Dr. Khaled Batarfi
“Would Osama Bin Laden have ended up so anti-American if he had the chance you had to live and study in the US?” the American journalist wondered.
I gave him a long answer (sorry it wasn’t an easy question): “Many Muslims went to America conservative and came back liberal. Others only became conservative, even radicals, after their American experience. A few remained uninfluenced either way.
Said Qutub, the godfather of Islamic radicalism, was a romantic poet before he lived for a short while in Colorado, one of the most beautiful places on earth. Still, he wrote later about his discovery then and there of the Western decadence and how he decided to change course to fight the US influence on the Muslim world. His books persuaded many Muslim generations and led them on the way of confrontation with Western values and with Muslim regimes that do not strictly adhere to the Shariah.
On the other hand, most people I know, young and old, returned from America positively impressed. A prominent anti-US leftist told me after his first visit: I discovered that America is not just pro-Israel Congress and White House. It is also the hospitable, friendly, open and generous people.
During the cross-Atlantic flight from London to New York, my American neighbor told me all about his life and family, showed me their pictures, and discussed everything from the environment to US foreign policies. We agreed and disagreed, but he never showed any anger, arrogance, stubbornness or hostility. Before we parted ways, he gave me his card, invited me home, and ... presented me with a medal of honor he received in the US Army.
Are all Americans like that? I didn’t live enough in the States to judge, but all the people I met from the steward on the airplane, to the passport officer, to the man in the street, were so nice to me. How could I hate a country with such lovely attitude? How could I ever hate America the country, the people and civilization? No, from now on, I’ll just hate their foreign policies.

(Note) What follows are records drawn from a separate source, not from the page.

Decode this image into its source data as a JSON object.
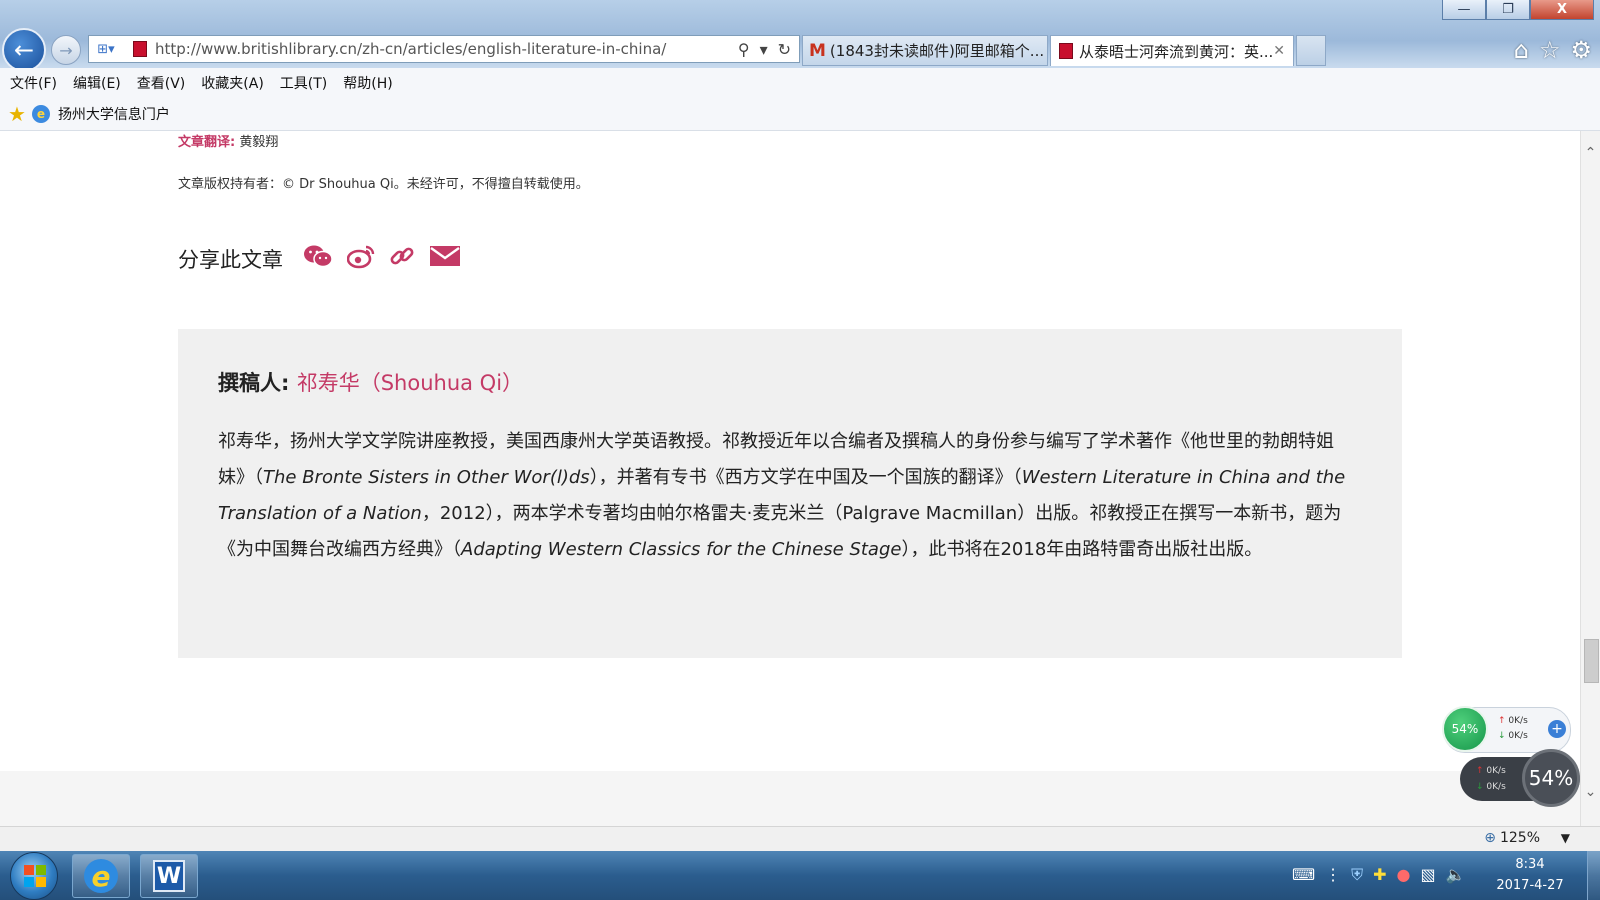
{
  "browser": {
    "address_url": "http://www.britishlibrary.cn/zh-cn/articles/english-literature-in-china/",
    "tabs": [
      {
        "label": "(1843封未读邮件)阿里邮箱个..."
      },
      {
        "label": "从泰晤士河奔流到黄河：英..."
      }
    ],
    "window_buttons": {
      "minimize": "—",
      "maximize": "❐",
      "close": "X"
    }
  },
  "menu": {
    "items": [
      "文件(F)",
      "编辑(E)",
      "查看(V)",
      "收藏夹(A)",
      "工具(T)",
      "帮助(H)"
    ]
  },
  "favorites": {
    "items": [
      {
        "label": "扬州大学信息门户"
      }
    ]
  },
  "article": {
    "translator_label": "文章翻译:",
    "translator_name": "黄毅翔",
    "copyright": "文章版权持有者：© Dr Shouhua Qi。未经许可，不得擅自转载使用。",
    "share_title": "分享此文章",
    "share_icons": [
      "wechat-icon",
      "weibo-icon",
      "link-icon",
      "email-icon"
    ],
    "author": {
      "label": "撰稿人:",
      "name": "祁寿华（Shouhua Qi）",
      "bio_parts": {
        "p1": "祁寿华，扬州大学文学院讲座教授，美国西康州大学英语教授。祁教授近年以合编者及撰稿人的身份参与编写了学术著作《他世里的勃朗特姐妹》（",
        "i1": "The Bronte Sisters in Other Wor(l)ds",
        "p2": "），并著有专书《西方文学在中国及一个国族的翻译》（",
        "i2": "Western Literature in China and the Translation of a Nation",
        "p3": "，2012），两本学术专著均由帕尔格雷夫·麦克米兰（Palgrave Macmillan）出版。祁教授正在撰写一本新书，题为《为中国舞台改编西方经典》（",
        "i3": "Adapting Western Classics for the Chinese Stage",
        "p4": "），此书将在2018年由路特雷奇出版社出版。"
      }
    }
  },
  "net_widget": {
    "percent": "54%",
    "upload": "0K/s",
    "download": "0K/s",
    "dark_upload": "0K/s",
    "dark_download": "0K/s",
    "dark_percent": "54%"
  },
  "statusbar": {
    "zoom": "125%"
  },
  "taskbar": {
    "time": "8:34",
    "date": "2017-4-27"
  },
  "colors": {
    "accent": "#c43a66",
    "author_box_bg": "#f0f0f0"
  }
}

Going to America right away from a conservative society is usually a huge culture shock. Many cannot cope, but most do process the change and absorb the different lifestyle, in time. America, as an immigrant society, more than most Western nations, has the capacity of accommodating and welcoming strangers. Depending on the place you happen to visit or live in, you may get easier or harder transit experience. Young and liberal get on faster than the older and conservative, but somehow, almost all manage to manage.
Back to the original question, I don’t think Osama, who did shortly visit America in the 1970s for medical treatment for his son, would have changed fundamentally. His stand is more political than social. His criticism is directed at US foreign policies, not at American social attitudes. But knowing how friendly the average American is, I’d bet that would have made a good impression on Osama.
I was lucky to have known American expatriates since childhood. The kids in the nearby compound were my playmates. This allowed me to see the different other not as a stranger or an enemy but as a friend. After years of study in the US, the positive image was enforced. My professors, classmates and neighbors of all faiths, races and colors showed me that no matter what a person’s background maybe it is how he treats you and what ethics and values he upholds that matters.
I would imagine that for the anti-Americans of the world to live in such a liberal, friendly, and civilized environment as I did in Eugene, Oregon would have made them more tolerant and friendly and less suspicious and hostile. It would moderate their anger toward the public who elected a government they despise. It would make them understand that electing a president doesn’t necessarily mean supporting all his foreign policies.
That is one reason I encourage our students, professionals and opinion and community leaders to have such experience and exposure.
It defeats our best intentions and purposes to encourage studies in the States and then find it so difficult and humiliating to get a visa. It would very much help if we expand on Saudi-American visitor exchange programs, workshops, conferences and scholarships. We need more of face-to-face, people-to- people meetings.
Only by building a direct bridge between our peoples and cultures will we get to know each other, and care for each other. Love doesn’t grow in abstention.